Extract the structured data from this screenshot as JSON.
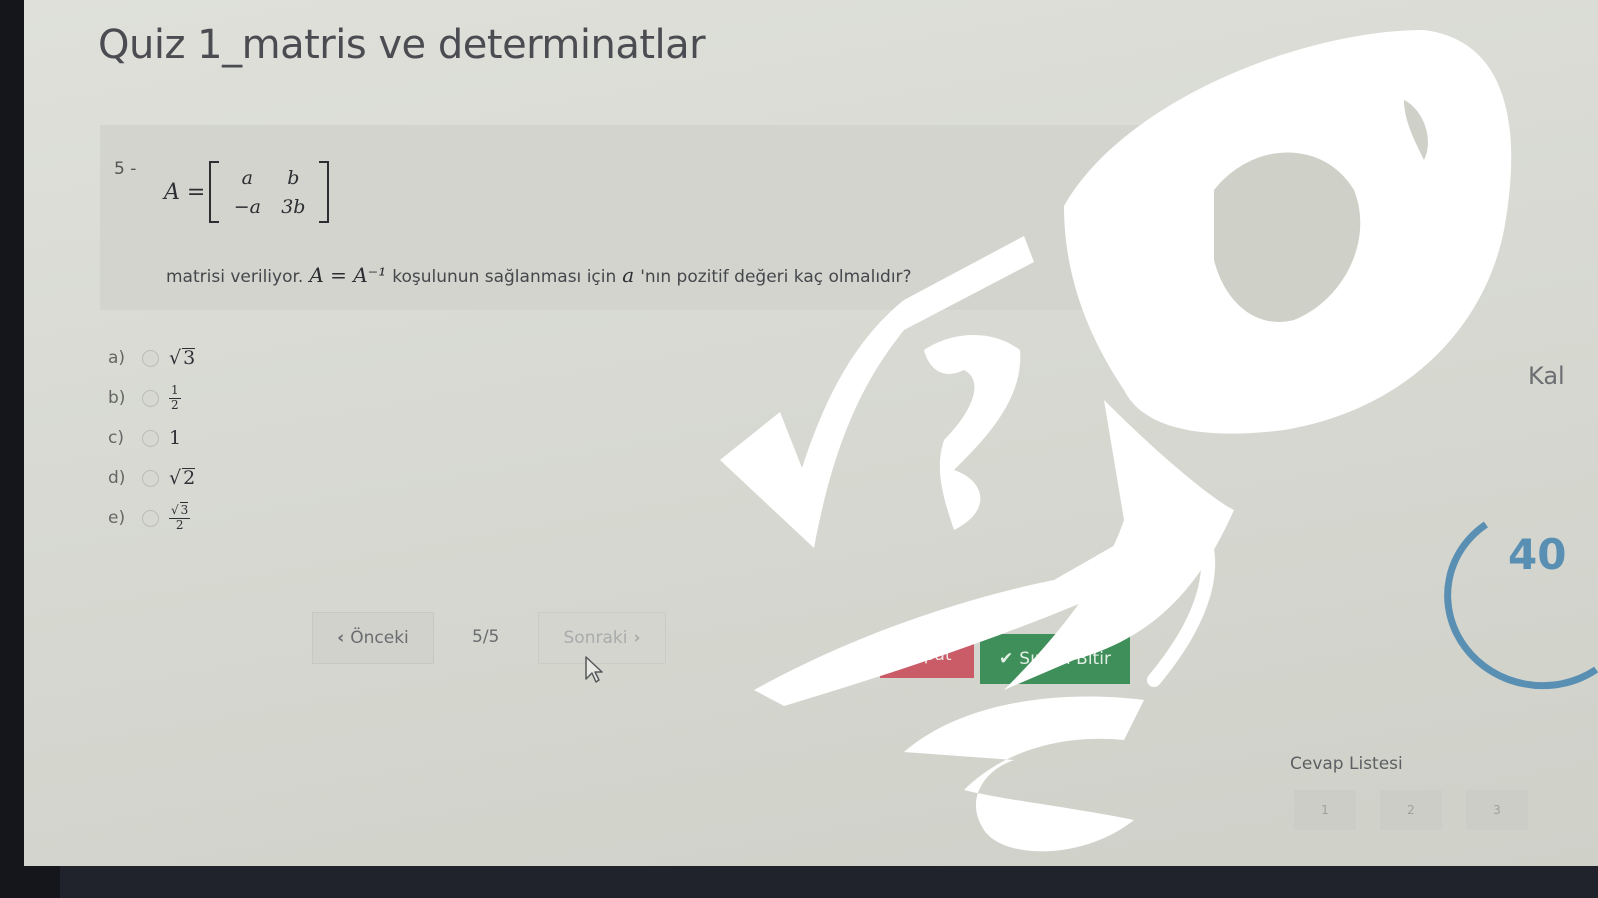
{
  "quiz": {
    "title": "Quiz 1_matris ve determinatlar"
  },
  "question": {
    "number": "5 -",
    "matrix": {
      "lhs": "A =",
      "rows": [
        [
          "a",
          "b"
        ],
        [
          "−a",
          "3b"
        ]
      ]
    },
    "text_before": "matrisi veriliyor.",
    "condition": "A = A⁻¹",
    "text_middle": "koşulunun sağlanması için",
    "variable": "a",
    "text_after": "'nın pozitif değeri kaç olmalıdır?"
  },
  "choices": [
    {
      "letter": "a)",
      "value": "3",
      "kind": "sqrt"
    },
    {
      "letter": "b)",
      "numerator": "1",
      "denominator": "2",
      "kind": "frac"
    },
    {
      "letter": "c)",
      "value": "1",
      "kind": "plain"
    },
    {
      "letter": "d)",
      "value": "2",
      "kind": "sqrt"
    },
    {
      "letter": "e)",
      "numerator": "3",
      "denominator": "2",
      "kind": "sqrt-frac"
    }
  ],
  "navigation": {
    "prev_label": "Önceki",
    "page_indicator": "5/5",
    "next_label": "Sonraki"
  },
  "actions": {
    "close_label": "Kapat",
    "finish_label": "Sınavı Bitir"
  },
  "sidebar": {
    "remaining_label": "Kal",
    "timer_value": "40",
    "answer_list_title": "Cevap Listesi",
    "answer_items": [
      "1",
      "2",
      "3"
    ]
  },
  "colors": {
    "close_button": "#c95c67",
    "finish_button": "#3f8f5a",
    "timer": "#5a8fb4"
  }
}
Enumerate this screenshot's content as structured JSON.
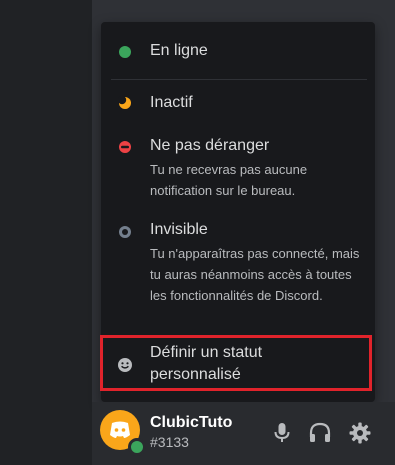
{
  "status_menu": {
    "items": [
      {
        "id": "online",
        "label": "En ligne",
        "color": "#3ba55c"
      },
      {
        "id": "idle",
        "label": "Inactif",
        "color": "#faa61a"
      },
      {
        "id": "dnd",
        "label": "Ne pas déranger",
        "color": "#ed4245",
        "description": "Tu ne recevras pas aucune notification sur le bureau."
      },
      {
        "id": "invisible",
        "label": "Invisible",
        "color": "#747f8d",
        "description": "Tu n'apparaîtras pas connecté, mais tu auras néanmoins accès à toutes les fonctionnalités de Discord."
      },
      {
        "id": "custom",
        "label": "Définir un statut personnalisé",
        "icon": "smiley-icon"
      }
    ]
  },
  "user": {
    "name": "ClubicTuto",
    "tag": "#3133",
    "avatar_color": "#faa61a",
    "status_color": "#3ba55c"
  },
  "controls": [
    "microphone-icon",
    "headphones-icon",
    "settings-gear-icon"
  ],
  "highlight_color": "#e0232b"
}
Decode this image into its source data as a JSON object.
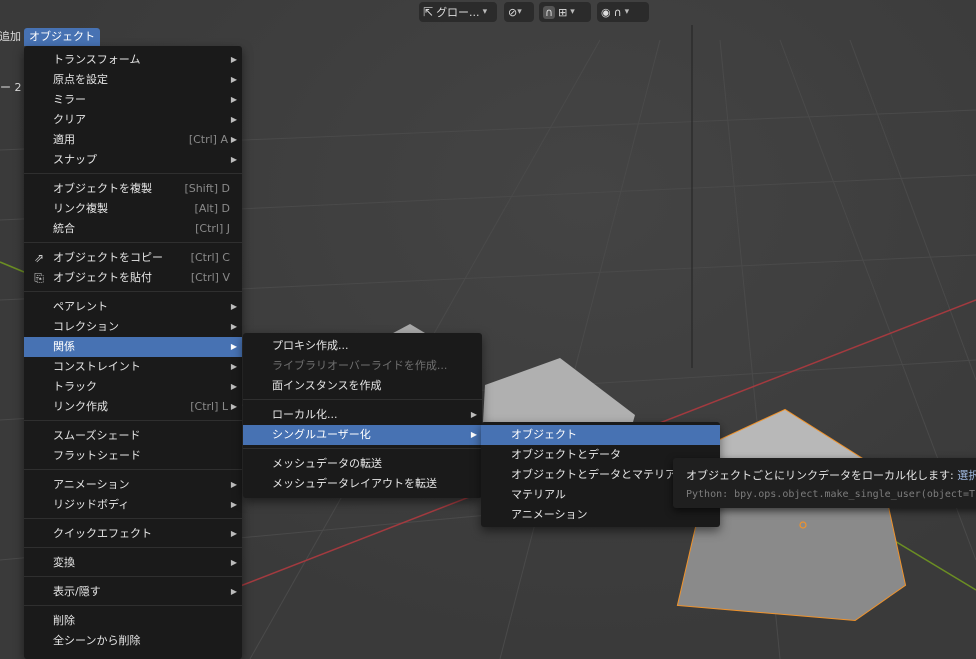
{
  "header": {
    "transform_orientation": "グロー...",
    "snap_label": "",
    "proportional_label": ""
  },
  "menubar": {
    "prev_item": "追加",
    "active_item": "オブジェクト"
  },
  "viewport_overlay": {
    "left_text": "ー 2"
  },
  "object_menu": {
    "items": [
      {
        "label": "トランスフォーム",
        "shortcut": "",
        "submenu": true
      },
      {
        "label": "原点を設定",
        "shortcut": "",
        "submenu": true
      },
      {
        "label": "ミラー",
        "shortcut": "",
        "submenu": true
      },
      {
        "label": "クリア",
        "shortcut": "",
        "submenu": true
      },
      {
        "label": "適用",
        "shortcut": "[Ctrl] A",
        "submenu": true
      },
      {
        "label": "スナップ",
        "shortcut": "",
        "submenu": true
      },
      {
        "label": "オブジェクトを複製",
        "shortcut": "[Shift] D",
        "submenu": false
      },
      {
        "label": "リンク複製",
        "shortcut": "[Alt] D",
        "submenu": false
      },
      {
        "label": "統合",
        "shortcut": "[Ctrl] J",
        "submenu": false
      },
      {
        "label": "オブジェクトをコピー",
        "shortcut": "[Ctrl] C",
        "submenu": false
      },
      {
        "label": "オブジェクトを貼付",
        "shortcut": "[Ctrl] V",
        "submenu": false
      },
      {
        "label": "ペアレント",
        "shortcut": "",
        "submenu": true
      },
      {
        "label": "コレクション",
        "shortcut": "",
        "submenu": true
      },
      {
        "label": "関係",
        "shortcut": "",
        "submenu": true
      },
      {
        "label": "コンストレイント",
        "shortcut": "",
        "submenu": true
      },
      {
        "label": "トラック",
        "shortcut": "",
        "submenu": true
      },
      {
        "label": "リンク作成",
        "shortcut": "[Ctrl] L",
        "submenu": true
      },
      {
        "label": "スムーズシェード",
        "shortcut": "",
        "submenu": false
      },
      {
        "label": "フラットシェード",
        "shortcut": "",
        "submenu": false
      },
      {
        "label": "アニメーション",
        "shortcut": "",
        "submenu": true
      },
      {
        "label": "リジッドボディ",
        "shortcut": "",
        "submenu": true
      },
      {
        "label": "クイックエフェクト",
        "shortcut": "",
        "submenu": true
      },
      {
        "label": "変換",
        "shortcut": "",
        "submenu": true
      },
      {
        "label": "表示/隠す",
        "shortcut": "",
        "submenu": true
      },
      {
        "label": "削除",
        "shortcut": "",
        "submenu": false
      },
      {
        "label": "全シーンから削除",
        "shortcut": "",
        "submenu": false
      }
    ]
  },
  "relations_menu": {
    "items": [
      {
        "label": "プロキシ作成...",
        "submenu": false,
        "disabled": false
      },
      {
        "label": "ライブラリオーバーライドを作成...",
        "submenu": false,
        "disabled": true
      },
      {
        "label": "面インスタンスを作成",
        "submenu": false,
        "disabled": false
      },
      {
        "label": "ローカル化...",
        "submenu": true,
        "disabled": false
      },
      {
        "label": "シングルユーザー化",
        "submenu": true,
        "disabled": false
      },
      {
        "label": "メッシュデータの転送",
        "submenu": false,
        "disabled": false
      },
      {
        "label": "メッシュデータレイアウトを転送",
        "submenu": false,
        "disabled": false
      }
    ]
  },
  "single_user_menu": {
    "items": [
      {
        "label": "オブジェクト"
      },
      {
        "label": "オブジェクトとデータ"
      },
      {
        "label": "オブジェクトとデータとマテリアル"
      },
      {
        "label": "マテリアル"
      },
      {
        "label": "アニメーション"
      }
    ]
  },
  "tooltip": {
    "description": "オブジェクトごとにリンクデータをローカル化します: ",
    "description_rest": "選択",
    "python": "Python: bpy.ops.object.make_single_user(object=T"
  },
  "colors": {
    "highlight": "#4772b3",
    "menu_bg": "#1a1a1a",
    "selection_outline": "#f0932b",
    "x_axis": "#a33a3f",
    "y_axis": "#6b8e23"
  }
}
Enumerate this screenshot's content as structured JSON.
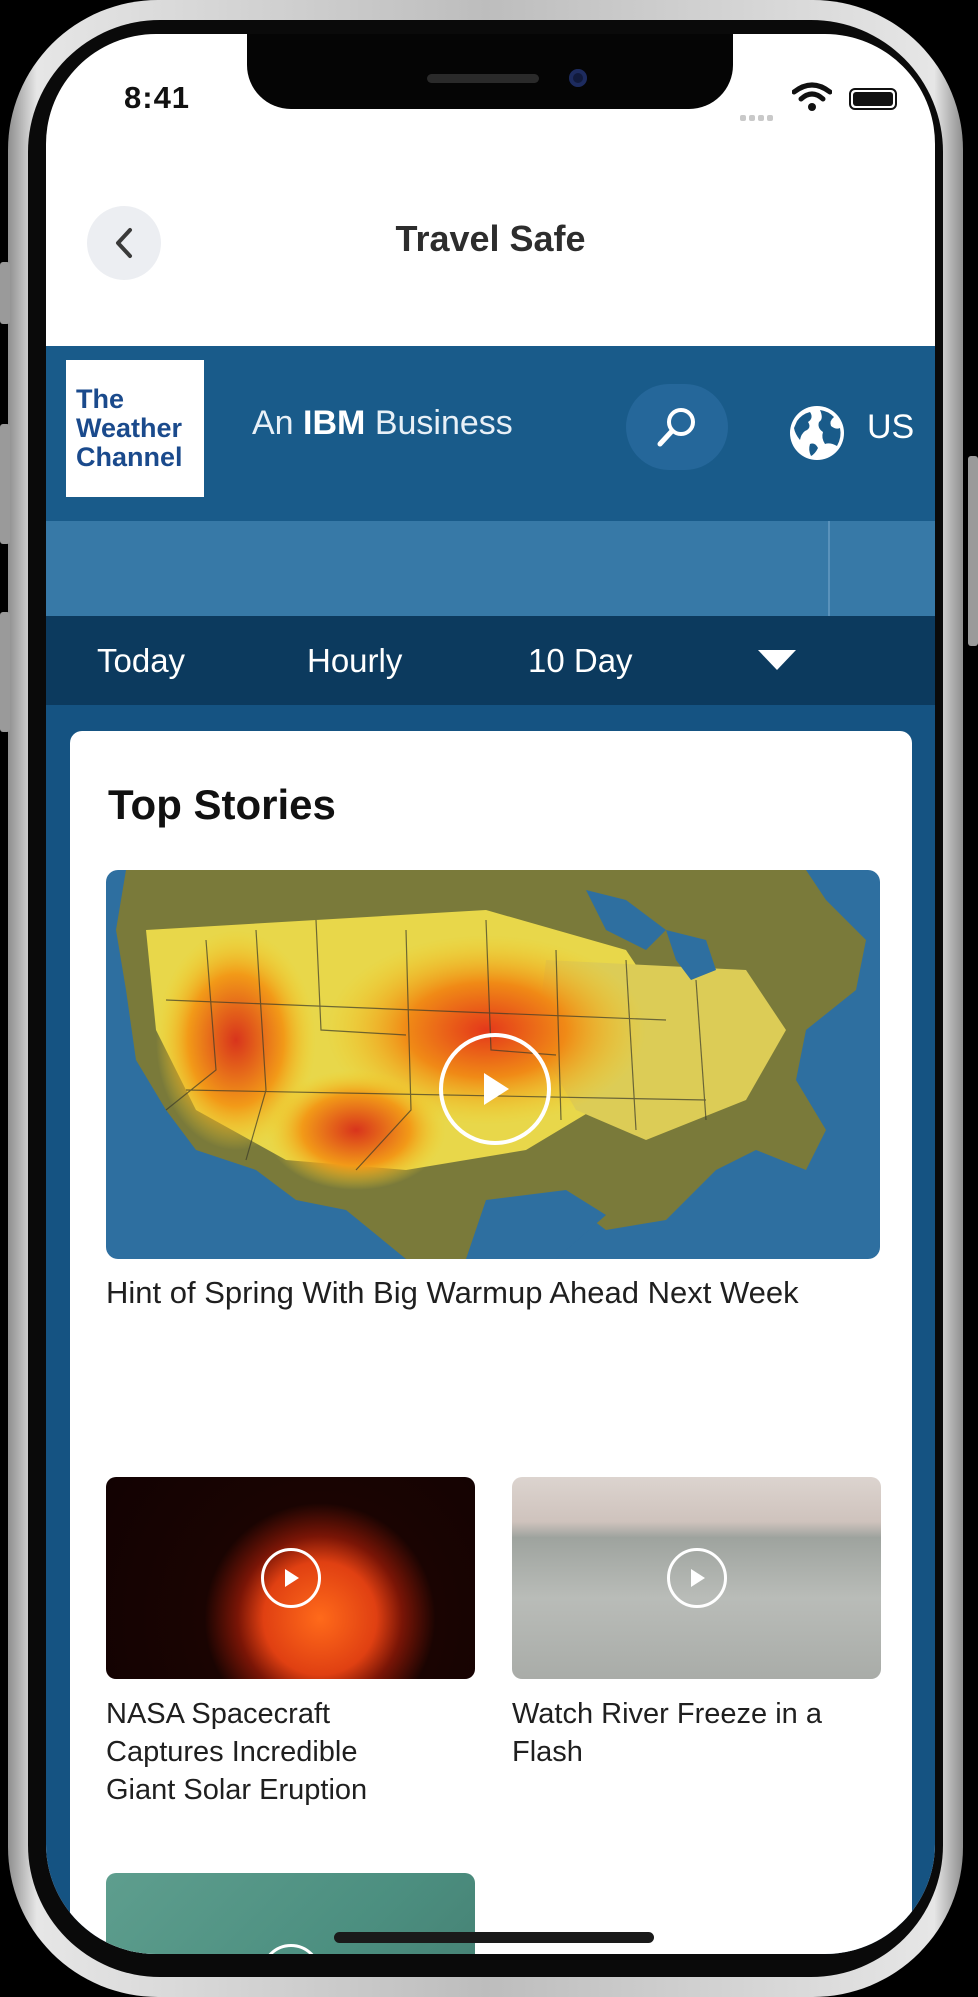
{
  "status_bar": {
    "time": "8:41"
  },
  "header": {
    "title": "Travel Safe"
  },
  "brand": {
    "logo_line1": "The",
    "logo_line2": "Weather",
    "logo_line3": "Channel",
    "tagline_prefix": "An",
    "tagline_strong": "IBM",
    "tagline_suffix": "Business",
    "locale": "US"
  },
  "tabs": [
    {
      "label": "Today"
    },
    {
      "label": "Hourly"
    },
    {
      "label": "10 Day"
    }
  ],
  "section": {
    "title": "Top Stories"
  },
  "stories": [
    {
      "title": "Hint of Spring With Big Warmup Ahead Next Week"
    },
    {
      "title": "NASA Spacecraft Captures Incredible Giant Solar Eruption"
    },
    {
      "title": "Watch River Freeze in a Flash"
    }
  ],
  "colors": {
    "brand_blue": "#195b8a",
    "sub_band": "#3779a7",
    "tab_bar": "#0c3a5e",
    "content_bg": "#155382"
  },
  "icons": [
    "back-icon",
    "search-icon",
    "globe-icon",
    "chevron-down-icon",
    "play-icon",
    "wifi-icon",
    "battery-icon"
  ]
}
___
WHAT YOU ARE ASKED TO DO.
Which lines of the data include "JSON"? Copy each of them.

ANSWER BOX.
Extract the structured data from this screenshot as JSON.
Enumerate this screenshot's content as structured JSON.
Decode this image into its source data as a JSON object.
Enumerate this screenshot's content as structured JSON.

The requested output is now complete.